The speakers at the conference toned down their cry for cutting deficits and debts "now!" and rephrased this as "over time as the economy strengthens". More people need to call out the fanatics and to get them to tone down their cries for austerity "now!". If we don't push back, we may get the 1937 equivalent.
Here's a bit from a Paul Krugman post on his NY Times blog on the same subject:
The bad GDP number for the UK isn’t a surprise — in fact, judging from market response, investors seem to have expected something even worse. Still, if you step back and look at what has been happening, it’s doubleplusungood: zero growth over the past 6 months, with every reason to be worried on the downside looking forward, as Cameron’s austerity bites deeper.Go read the whole post to get the embedded links.
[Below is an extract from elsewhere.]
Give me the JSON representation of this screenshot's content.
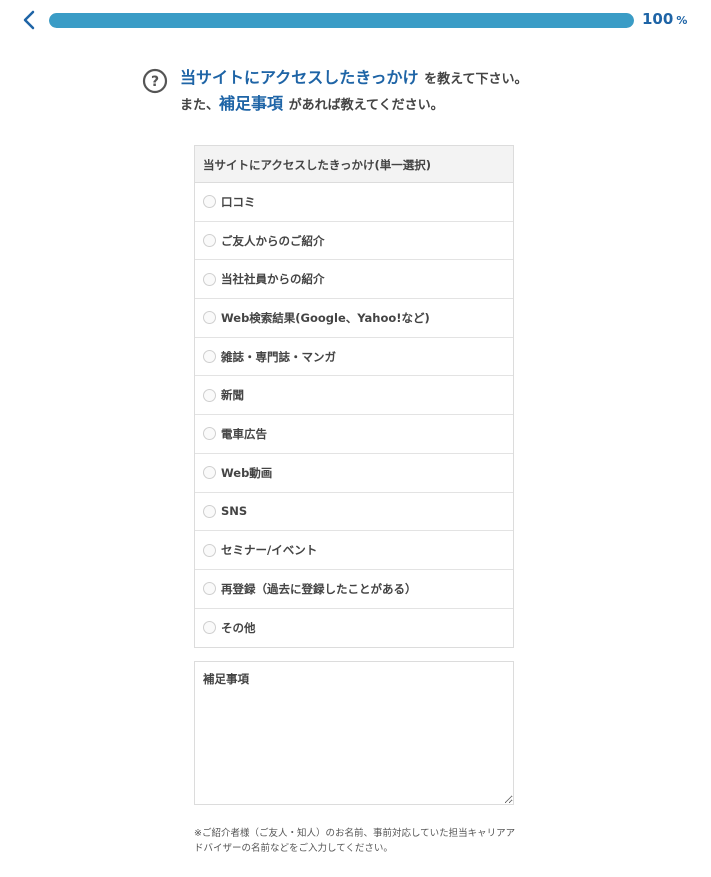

Jonathan Portes gets to the nub of it:On fiscal policy, the message is that we should listen to economists, not credit rating agencies. Most mainstream economists argued that the impact of the government’s fiscal consolidation on confidence and consumer demand would be negative; so it has proved.In short, there is no confidence fairy; and S&P can call invisible bond vigilantes from the vasty deep, but they won’t actually come when called.
Meanwhile, the argument that fiscal overkill was necessary to appease the credit rating agencies has again been disproved by market reaction – or the lack of it – to the Standard & Poor’s outlook warning last week in America, where US Treasury yields hardly budged.
Portes hits, in particular, on a point I’ve tried to make a number of times, here and more recently here: right now, we’re living in a world in which basic economics points to conclusions utterly at odds with what Very Serious People are supposed to believe, in which radical outsiders base their views on standard economics while orthodox types turn to heterodox, highly dubious speculations.